U.S. Consulate Location and Contact Information
Consulate Address and Hours of Operation
American Consulate General Rio de Janeiro is located at Av. Presidente Wilson, 147 Bairro Castelo.
Consulate Contact Numbers
Switchboard: +55 (21) 3823-2000
Emergencies and calls after normal business hours may be directed to Post One at +55 (21) 3823-2029
RSO: extension 2908
Fax: +55 (21) 3823-2003
Embassy Brasilia: http://brazil.usembassy.gov/
Consulate Recife: http://recife.usconsulate.gov/
Consulate Sao Paulo: http://saopaulo.usconsulate.gov/
U.S. companies are encouraged to contact the RSO in Rio de Janeiro for specific inquiries concerning the local security situation. Information is also readily available from the American Chamber of Commerce, and from the active OSAC Country Councils operating in Rio de Janeiro.
For updated information, please contact the Consular Section of the American Embassy in Brasilia, the Consular Section of the American Consulate in Rio de Janeiro, or consult the web sites of the Consular Bureau of the Department of State (www.travel.state.gov) or of the United States Embassy in Brasilia (www.embaixadaamericana.org.br). The embassy phone number is (011-55) 61-3312-7000.
OSAC Country Council Information
Brasilia does not have an OSAC Country Council. OSAC Country Councils are located in Rio de Janeiro and Sao Paulo.

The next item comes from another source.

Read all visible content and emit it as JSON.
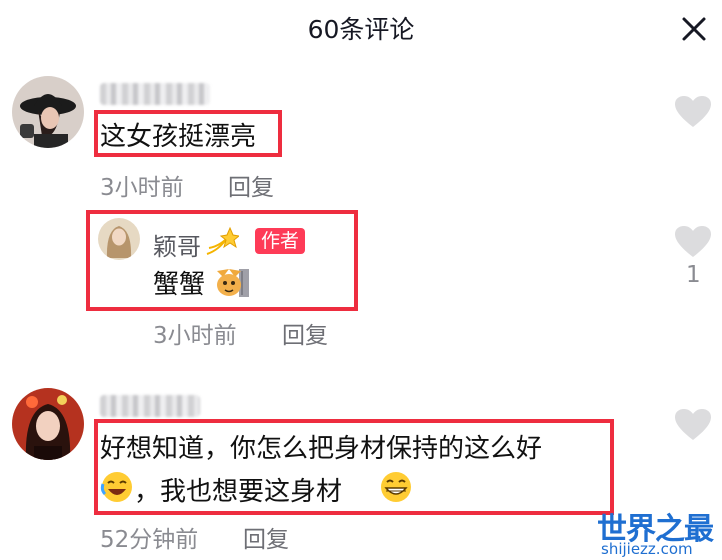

Please review their reports for additional details. To reach the OSAC Western Hemisphere team, please email OSACWHA@state.gov.